Task details
Here the job is to copy the data exactly and to exclude every image from it.

Data records
------------------------------------------------------------
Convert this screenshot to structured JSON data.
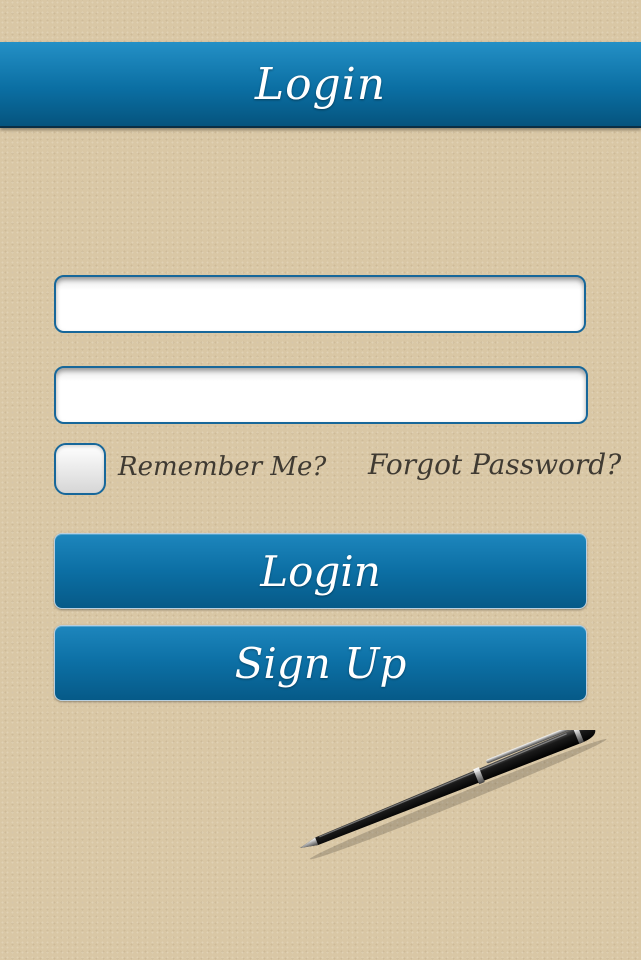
{
  "header": {
    "title": "Login"
  },
  "form": {
    "username": {
      "value": "",
      "placeholder": ""
    },
    "password": {
      "value": "",
      "placeholder": ""
    },
    "remember_label": "Remember Me?",
    "remember_checked": false,
    "forgot_label": "Forgot Password?",
    "login_label": "Login",
    "signup_label": "Sign Up"
  },
  "colors": {
    "background": "#d9c7a5",
    "accent": "#0b6fa3",
    "handwriting": "#3f3a32"
  },
  "decor": {
    "icon": "pen-icon"
  }
}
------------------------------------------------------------
Written answer
Convert this screenshot to structured JSON data.
{
  "header": {
    "title": "Login"
  },
  "form": {
    "username": {
      "value": "",
      "placeholder": ""
    },
    "password": {
      "value": "",
      "placeholder": ""
    },
    "remember_label": "Remember Me?",
    "remember_checked": false,
    "forgot_label": "Forgot Password?",
    "login_label": "Login",
    "signup_label": "Sign Up"
  },
  "colors": {
    "background": "#d9c7a5",
    "accent": "#0b6fa3",
    "handwriting": "#3f3a32"
  },
  "decor": {
    "icon": "pen-icon"
  }
}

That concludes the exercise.